Analysis showed that, at randomization, MRD status was independently prognostically significant, with a median progression-free survival (PFS) of 38.6 months among patients with MRD-negative status vs 15.6 months among patients with MRD-positive status (hazard ratio, 0.47).

At 14 months of maintenance therapy, regardless of group allocation, prolonged PFS was noted among patients who converted from  MRD-positive to MRD-negative (2-year PFS rate, 76.8% vs 27.6% among patients with persistent  MRD-positive status). Similarly, patients with sustained M MRD-negative status had improved 2-year PFS rates compared with those who converted from MRD-negative to MRD-positive (75.0% vs 34.2%, respectively).

The authors noted, furthermore, that the 28-month landmark analysis yielded similar results. Ixazomib maintenance also appeared to improve PFS among patients who had MRD-positive status at randomization (hazard ratio, 0.65).

“Importantly, our results highlight that MRD-directed therapy should rely on MRD dynamics rather than MRD status assessed at a single time point,” the authors noted in their report. “Thus, our study sets the stage for serial MRD monitoring during maintenance or observation in clinical trials.”

Disclosure: Some study authors declared affiliations with biotech, pharmaceutical, or device companies. Please see the original reference for a full list of authors’ disclosures. 

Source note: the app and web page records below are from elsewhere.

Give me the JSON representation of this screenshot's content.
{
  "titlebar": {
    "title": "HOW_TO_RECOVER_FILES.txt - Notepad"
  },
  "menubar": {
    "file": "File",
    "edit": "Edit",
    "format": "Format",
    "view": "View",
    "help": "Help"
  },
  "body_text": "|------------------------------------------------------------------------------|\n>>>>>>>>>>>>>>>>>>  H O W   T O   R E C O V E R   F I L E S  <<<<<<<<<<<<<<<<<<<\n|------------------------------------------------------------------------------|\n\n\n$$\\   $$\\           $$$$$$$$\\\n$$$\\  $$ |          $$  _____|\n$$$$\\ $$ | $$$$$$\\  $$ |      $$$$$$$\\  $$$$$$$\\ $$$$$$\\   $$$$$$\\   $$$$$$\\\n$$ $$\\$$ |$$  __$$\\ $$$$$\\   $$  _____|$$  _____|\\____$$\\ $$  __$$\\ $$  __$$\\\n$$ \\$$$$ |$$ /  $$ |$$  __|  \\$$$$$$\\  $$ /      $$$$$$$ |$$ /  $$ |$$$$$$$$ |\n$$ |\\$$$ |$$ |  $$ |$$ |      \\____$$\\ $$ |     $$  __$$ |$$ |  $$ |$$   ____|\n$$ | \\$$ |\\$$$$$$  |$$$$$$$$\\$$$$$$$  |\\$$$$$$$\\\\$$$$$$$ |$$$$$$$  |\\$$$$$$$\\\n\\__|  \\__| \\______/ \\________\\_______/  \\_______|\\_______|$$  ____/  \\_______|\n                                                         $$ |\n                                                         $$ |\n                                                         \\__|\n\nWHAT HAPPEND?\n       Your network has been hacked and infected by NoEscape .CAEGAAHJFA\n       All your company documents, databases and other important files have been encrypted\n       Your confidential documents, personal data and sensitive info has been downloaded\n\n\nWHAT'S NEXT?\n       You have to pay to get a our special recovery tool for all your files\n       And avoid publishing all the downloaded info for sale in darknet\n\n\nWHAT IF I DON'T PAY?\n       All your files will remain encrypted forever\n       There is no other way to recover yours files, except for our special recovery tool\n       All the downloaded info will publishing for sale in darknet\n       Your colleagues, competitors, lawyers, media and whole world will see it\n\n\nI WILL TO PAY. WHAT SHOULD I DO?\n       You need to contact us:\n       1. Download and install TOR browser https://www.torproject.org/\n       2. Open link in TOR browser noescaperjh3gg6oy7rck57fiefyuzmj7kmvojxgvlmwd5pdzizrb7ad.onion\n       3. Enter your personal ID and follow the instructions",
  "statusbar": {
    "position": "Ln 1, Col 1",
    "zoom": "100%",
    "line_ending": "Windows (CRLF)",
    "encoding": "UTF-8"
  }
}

Paiva B, Manrique I, Dimopoulos MA, et al. MRD dynamics during maintenance for improved prognostication of 1280 patients with myeloma in the TOURMALINE-MM3 and -MM4 trials. Blood. 2023;141(6):579-591. doi:10.1182/blood.2022016782

This article originally appeared on Hematology Advisor